Call me old fashioned. In my opinion, many schools nowadays are wrongly pressuring parents to take responsibility for getting their kids to do homework. Great. Just what you need – another thing to nag your children about.
Problem is, it doesn’t work. It just generates tension, conflict, and resistance. It undermines the quality of your relationship with your child, which, in the long run is MUCH MORE IMPORTANT to your child’s development and success in life than homework.
And if you continue long term as homework cop, you are actually undermining the development of personal responsibility in your child. How can your child learn to take charge of him or herself and learn to do homework consistently and well if he/she never gets a chance to do this (because you take over)?
So here are three good reasons to stop policing and leave homework to your child:
- Your child will get better at managing. When taking care of homework is the child’s responsibility, he/she has many opportunities to learn and improve. When you manage homework for him or her, your child loses these opportunities to develop his or her own skills and abilities. (Give a man a fish, teach a man to fish…)
- Your child will feel more competent and independent.
- Your relationship with your child will improve. Offer to help when he/she needs help and stay available for help, but leave the job to him/her. You foster independence and cooperation, instead of compliance. Communication will improve and you will get to enjoy your child more.
Remember that there are big individual differences among kids in how naturally skilled they are at managing this responsibility well. If your child has difficulties with attention and executive function, then he or she will probably need more help and support from you to learn and build these skills. But your family life will be much more harmonious if your role is helping your child build these skills over time, rather than making him do his homework now.
Of course you still have many ways to influence your child.

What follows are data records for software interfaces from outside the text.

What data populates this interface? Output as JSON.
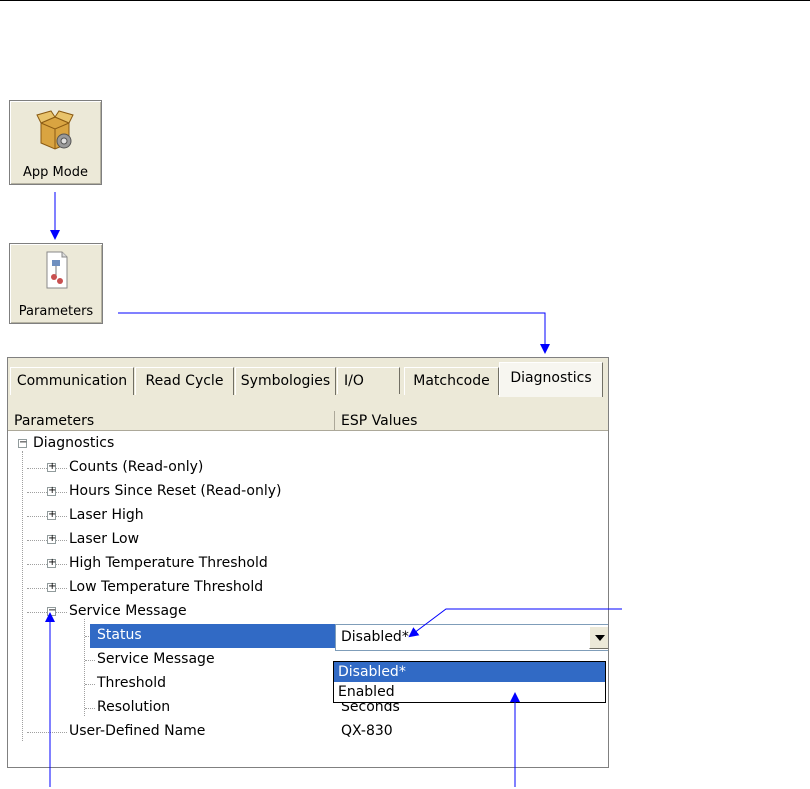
{
  "toolbar": {
    "app_mode_label": "App Mode",
    "parameters_label": "Parameters"
  },
  "tabs": [
    {
      "label": "Communication"
    },
    {
      "label": "Read Cycle"
    },
    {
      "label": "Symbologies"
    },
    {
      "label": "I/O"
    },
    {
      "label": "Matchcode"
    },
    {
      "label": "Diagnostics",
      "active": true
    }
  ],
  "columns": {
    "parameters": "Parameters",
    "esp_values": "ESP Values"
  },
  "tree": {
    "root": "Diagnostics",
    "items": [
      "Counts (Read-only)",
      "Hours Since Reset (Read-only)",
      "Laser High",
      "Laser Low",
      "High Temperature Threshold",
      "Low Temperature Threshold",
      "Service Message"
    ],
    "service_children": [
      {
        "label": "Status",
        "value": "Disabled*"
      },
      {
        "label": "Service Message",
        "value": ""
      },
      {
        "label": "Threshold",
        "value": ""
      },
      {
        "label": "Resolution",
        "value": "Seconds"
      }
    ],
    "user_defined": {
      "label": "User-Defined Name",
      "value": "QX-830"
    }
  },
  "dropdown": {
    "selected": "Disabled*",
    "options": [
      "Disabled*",
      "Enabled"
    ]
  },
  "colors": {
    "selection": "#316ac5",
    "arrow": "#0000ff",
    "tab_bg": "#ece9d8"
  }
}
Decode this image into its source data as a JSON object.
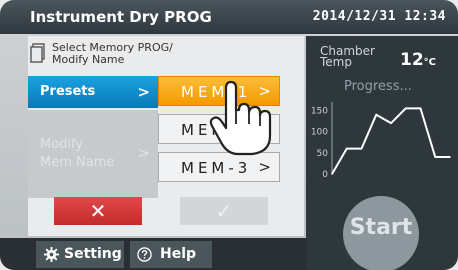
{
  "header": {
    "title": "Instrument Dry PROG",
    "datetime": "2014/12/31 12:34"
  },
  "instruction": "Select Memory PROG/\nModify Name",
  "tabs": {
    "presets": "Presets",
    "modify": "Modify\nMem Name",
    "chevron": ">"
  },
  "memories": [
    "MEM-1",
    "MEM-2",
    "MEM-3"
  ],
  "actions": {
    "cancel_icon": "✕",
    "confirm_icon": "✓"
  },
  "chamber": {
    "label": "Chamber\nTemp",
    "value": "12",
    "unit": "°C"
  },
  "progress_label": "Progress...",
  "chart_data": {
    "type": "line",
    "y_ticks": [
      "150",
      "100",
      "50",
      "0"
    ],
    "ylim": [
      0,
      170
    ],
    "x": [
      0,
      1,
      2,
      3,
      4,
      5,
      6,
      7,
      8
    ],
    "values": [
      0,
      60,
      60,
      140,
      120,
      155,
      155,
      40,
      40
    ]
  },
  "start_button": "Start",
  "footer": {
    "setting_label": "Setting",
    "help_label": "Help"
  },
  "colors": {
    "accent": "#0a78b8",
    "selected": "#f39a00",
    "danger": "#c42c2c"
  }
}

- Show him or her good management skills and let him learn by observing. Its often helpful to talk out loud to yourself as you manage yourself. Your child can overhear and in this way observe what is usually an internal process. “OK, I think I’ll take some time now to start getting tax information organized. Its due in a month so I want to get a head start. It’s really boring but I don’t want to have to rush at the last minute.” Or “I’m really tired now and don’t want to do the dishes, but they need to get done. So I’ll just do it . Then I get to sit down with my book as soon as I’m done”.
- Try to build structure and consistency collaboratively with your child. Talk with him/her about when and where it will be best to get homework done. Ideally over time, you and your child will build a routine that works.
- Use logical consequences rather than imposing your will. You pay the electric, internet, and phone bills, so this is your business. Homework is your child’s business. By paying for your child to spend his time playing on screens rather than doing homework, you are actually actually fostering an unhealthy habit. So don’t. It’s simple: “We all have to get work done before we play. Homework is your work. As soon as it’s done, you can access your electronics. But not until.” Then its up to them.
We know that this is not as easy as it sounds. We can help…Contact us.